``It's absolutely essential that we continue to innovate,'' said Mike Diletti, vice president of sales and marketing.
The reason, he said, is increasing commoditization of plastics machinery and a more crowded market for some of Husky's areas of strength, like packaging.
``We have pressure caused by new entrants in the field. Many of our competitors also are focusing on technology in our core markets,'' Diletti said at NPE 2006, held June 19-23 in Chicago.
One new technology Husky exhibited was a HyPAC press with 300 tons of clamping force, whipping out deli tubs eight at a time on a 3.6-second cycle. It featured a two-by-four stack mold.
On the injection side, Husky has borrowed from its magnesium molding technology to use hydraulic accumulators to blast the melt into the mold.
The HyPAC press has electric screw rotation, but with a twist - Husky designed the motor to wrap around the screw, instead of the standard setup behind it, said Bruce Catoen, vice president of packaging. That means the motor has much less inertia so it can hit high screw speeds instantly.
``To us, this is the show stopper,'' Catoen said. ``We think this will change how people mold thin-wall parts.''
Another feature is the new hot-runner system, called UP for ultra packaging. The hot runner is designed to manage injection speed, sheer and pressure, and give uniform temperature for even filling.
Husky said the HyPAC machine boosts throughput by 30 percent and has more than twice the melt acceleration, so it allows molders to cut part weight by 10 percent.
A side-entry CBW robot zoomed in and out to remove the tubs.
NPE was not all about speed for Husky. Size was important too. A monster, 216-cavity PET preform mold was at the firm's stand.
The world's largest preform mold went to a U.S. plant of Amcor PET Packaging, although Husky wouldn't disclose the location. Amcor PET Packaging is based in Ann Arbor, Mich.
Husky also demonstrated in-mold labeling of containers at less than a 2½-second cycle on a 120-ton Hylectric press. Husky's Swing Chutes rotate into position as the mold opens to place labels into the mold and grab the molded parts. The label covers all five sides. A side-entry robot requires the clamp to reach the open position before it enters the molding area, increasing cycle by at least 0.4 second, Husky said. It said the IML press is about 30 percent faster than the one it ran at K 2004 in Dusseldorf, Germany.
Husky also showed some ever-faster technology to mold PET preforms, including a HyPET press running a 72-cavity mold, at a 6½-second cycle for a 14.5-gram preform for a half-liter water bottle.
Husky said the preform would have required an 8½-second cycle a few years ago - marking a 25 percent improvement.
The company is emphasizing its ability to design and manufacture hot runners and preforms, which officials said are important factors in continuing to get faster.

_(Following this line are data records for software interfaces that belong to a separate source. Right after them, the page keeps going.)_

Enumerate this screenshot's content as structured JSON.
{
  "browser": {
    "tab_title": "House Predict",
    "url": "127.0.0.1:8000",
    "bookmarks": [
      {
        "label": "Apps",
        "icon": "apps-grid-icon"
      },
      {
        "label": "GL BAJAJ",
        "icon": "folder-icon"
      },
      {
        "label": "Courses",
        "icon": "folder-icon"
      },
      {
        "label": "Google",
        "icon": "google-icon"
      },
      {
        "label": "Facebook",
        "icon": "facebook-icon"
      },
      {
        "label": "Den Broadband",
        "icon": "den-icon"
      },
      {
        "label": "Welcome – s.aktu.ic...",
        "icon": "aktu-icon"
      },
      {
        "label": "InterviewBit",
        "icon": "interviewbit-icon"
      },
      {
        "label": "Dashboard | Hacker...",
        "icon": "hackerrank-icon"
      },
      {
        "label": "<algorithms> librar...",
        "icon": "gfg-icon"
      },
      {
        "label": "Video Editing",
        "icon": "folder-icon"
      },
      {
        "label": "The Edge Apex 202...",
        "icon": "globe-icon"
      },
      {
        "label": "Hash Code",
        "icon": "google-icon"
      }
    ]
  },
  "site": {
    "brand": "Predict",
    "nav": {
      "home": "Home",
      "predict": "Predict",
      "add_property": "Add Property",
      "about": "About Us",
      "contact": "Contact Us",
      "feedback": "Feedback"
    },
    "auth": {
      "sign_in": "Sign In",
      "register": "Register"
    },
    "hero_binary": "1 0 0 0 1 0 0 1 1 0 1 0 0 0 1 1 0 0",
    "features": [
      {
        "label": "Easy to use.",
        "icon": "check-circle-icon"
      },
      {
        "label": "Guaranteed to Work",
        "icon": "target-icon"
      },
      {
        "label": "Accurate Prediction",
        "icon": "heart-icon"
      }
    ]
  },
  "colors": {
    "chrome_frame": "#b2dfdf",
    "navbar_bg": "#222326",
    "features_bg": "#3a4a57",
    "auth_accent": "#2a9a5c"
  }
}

``Because of the complex interaction between machine, robot, hot runner and mold, it is only possible to achieve the fastest cycle times if all these pieces are designed together as a system,'' said Mike Urquhart, vice president of PET systems.
Husky announced it shipped to an unidentified U.S. customer a HyPET press with a 144-cavity mold that made 20-ounce soft drink preforms on a 10½-second cycle. Husky claims that is an industry-best cycle time.
Husky also molded 1,500 closures a minute on a Hylectric press running a 72-cavity mold.